Over the next year many schools will have a World War One focus, requiring children to research some aspect of the war, or the war time era. The list of potential topics is long and the sheer amount of information available out there can be overwhelming. It can be difficult to know where to find reliable information that is age-appropriate for your children. Here we have created a guide to reputable online resources that are suitable for children. This is the first of three parts to be published over the next week. They will then be available as resources on one page, which we will provide a link to once it has gone live.
Soldiers inside the YMCA library in Beauvois, France, World War I. Royal New Zealand Returned and Services’ Association :New Zealand official negatives, World War 1914-1918. Ref: 1/2-013635-G. Alexander Turnbull Library, Wellington, New Zealand. http://natlib.govt.nz/records/22720580
The causes of World War One
— The BBC has a great site dedicated to WWI including a section on the causes of the conflict: http://www.bbc.co.uk/schools/0/ww1/25365441
— BBC’s Bitesize section (tailored to the English school curriculum) has a section on the causes and interactive tests: http://www.bbc.co.uk/schools/gcsebitesize/history/mwh/ir1/
— Closer to home, the New Zealand History site has a page dedicated to the origins of the war: http://www.nzhistory.net.nz/war/first-world-war-overview/origins
— Te Ara – The Encyclopedia of New Zealand also has a war origins page: http://www.teara.govt.nz/en/first-world-war/page-1
— The Imperial War Museum, one of the best war museums, has a page on their website about the ‘path to war’: http://www.iwm.org.uk/history-terms/first-world-war/path-to-war
— FirstWorldWar.com has a comprehensive page on how the war began: http://www.firstworldwar.com/origins/index.htm (this site hasn’t been updated since 2009 so we suggest checking any information you find against other websites). This site contains advertising.
‘Map of the German Empire in 1914’, URL: http://www.nzhistory.net.nz/media/photo/german-empire-1914, (Ministry for Culture and Heritage), updated 14-Aug-2014
The Treaty of Versailles
— Good for answering ‘what is..?’ questions, Wisegeek has a section on the treaty: http://www.wisegeek.com/what-is-the-treaty-of-versailles.htm This site contains advertising.
— BBC history has a page about the treaty that’s pitched at a secondary school level: http://www.bbc.co.uk/history/worldwars/wwone/versailles_01.shtml
— FirstWorldWar.com has a primary documents page that focuses on the treaty, and includes a breakdown of the treaty’s articles: http://www.firstworldwar.com/source/versailles.htm (this site contains advertising).
— The Museum of Australian Democracy has images of the treaty with information about its significance: http://www.foundingdocs.gov.au/item-did-23.html

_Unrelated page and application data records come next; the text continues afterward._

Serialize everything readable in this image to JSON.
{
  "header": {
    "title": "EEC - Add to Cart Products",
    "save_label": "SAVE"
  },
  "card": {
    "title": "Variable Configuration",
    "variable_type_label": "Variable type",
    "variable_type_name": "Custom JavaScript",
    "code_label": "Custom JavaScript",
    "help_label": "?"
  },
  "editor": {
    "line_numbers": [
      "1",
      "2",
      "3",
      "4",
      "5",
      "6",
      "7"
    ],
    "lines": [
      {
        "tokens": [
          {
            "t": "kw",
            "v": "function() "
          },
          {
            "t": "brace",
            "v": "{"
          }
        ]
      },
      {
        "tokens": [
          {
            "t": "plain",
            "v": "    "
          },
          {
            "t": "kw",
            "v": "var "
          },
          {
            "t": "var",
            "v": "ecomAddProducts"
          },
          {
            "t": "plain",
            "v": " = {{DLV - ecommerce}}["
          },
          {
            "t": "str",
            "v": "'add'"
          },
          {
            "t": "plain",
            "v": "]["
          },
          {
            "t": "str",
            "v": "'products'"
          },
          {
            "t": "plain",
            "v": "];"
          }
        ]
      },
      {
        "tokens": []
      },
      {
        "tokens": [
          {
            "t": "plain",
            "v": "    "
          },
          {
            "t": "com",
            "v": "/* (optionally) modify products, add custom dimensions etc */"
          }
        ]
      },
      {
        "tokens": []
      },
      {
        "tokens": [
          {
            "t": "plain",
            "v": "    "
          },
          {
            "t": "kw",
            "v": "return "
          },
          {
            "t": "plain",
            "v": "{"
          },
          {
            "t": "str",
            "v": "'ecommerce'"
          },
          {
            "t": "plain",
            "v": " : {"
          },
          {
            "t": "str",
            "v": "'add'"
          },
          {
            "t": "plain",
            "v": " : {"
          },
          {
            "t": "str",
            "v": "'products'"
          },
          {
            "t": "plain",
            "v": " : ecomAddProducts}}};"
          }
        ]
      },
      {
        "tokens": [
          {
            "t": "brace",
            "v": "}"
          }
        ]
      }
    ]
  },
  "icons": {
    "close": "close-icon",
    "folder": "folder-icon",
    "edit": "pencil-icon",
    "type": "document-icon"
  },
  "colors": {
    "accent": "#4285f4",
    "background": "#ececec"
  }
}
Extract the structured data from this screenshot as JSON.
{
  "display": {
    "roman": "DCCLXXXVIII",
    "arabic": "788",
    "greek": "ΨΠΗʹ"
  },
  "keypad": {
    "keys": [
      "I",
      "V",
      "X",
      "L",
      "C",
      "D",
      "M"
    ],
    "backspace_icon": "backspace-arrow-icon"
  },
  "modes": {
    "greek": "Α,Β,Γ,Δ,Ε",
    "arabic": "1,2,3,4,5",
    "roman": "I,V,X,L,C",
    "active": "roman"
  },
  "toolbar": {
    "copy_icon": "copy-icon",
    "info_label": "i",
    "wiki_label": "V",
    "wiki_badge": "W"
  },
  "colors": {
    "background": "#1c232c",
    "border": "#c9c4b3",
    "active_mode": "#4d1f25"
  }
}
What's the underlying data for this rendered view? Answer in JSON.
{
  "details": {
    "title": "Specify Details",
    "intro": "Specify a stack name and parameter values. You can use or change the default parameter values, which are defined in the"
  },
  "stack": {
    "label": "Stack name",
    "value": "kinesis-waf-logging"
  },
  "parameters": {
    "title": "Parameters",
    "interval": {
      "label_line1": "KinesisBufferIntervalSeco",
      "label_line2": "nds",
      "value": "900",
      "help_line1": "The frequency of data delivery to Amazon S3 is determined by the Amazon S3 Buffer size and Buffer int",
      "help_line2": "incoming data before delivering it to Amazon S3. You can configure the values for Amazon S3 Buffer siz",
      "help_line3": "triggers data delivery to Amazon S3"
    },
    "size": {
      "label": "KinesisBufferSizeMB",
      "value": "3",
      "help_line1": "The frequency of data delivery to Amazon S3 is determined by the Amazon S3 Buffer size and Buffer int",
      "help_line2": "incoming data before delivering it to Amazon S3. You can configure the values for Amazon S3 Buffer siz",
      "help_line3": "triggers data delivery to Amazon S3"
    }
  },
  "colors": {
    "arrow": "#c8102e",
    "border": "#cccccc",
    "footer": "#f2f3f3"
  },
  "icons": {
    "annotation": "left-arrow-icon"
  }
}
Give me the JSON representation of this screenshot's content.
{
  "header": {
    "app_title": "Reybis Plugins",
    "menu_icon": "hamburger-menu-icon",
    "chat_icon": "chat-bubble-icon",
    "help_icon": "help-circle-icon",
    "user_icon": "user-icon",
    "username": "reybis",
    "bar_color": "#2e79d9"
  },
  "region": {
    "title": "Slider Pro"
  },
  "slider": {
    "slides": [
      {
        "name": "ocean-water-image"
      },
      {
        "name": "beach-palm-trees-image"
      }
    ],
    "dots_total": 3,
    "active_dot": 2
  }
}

— Omni Atlas contains an interactive map of Europe that illustrates the impact of the treaty on the boarders and alliances: http://maps.omniatlas.com/europe/19190628/ (this site contains advertising).
Casualties, wounded, and graves
A rabbit hutch at Hornchurch Convalescent Camp, World War I. Royal New Zealand Returned and Services’ Association: New Zealand official negatives, World War 1914-1918. Ref: 1/2-013989-G. Alexander Turnbull Library, Wellington, New Zealand. http://natlib.govt.nz/records/23033188
— FirstWorldWar.com has a list of the dead, wounded and missing from each country involved in the war: http://firstworldwar.com/features/casualties.htm (this site contains advertising)
— New Zealand History provide a month-by-month breakdown of New Zealand casualties for the war: http://www.nzhistory.net.nz/media/photo/first-world-war-casualties-monthhttp://www.nzhistory.net.nz/media/photo/first-world-war-casualties-month
— New Zealand History also have a memorials register: http://www.nzhistory.net.nz/culture/memorials
— A UK site dedicated the World War One has information about records of the dead and war graves. Also contains links through to the Commonwealth War Graves Commission: http://www.greatwar.co.uk/research/military-records/ww1-war-dead-records.htm#recordsbritishcwealthdead
— Commonwealth War Graves Commission has information about burial grounds and memorials: http://www.cwgc.org/
— Auckland War Memorial Museum have a online cenotaph register: http://muse.aucklandmuseum.com/databases/cenotaph/locations.aspx
Children are also welcome to chat live with an online librarian, who will help them with their research and finding online resources. AnyQuestions is a government-funded homework help service for New Zealand School Students. It’s open 1pm – 6pm Monday to Friday: http://www.anyquestions.co.nz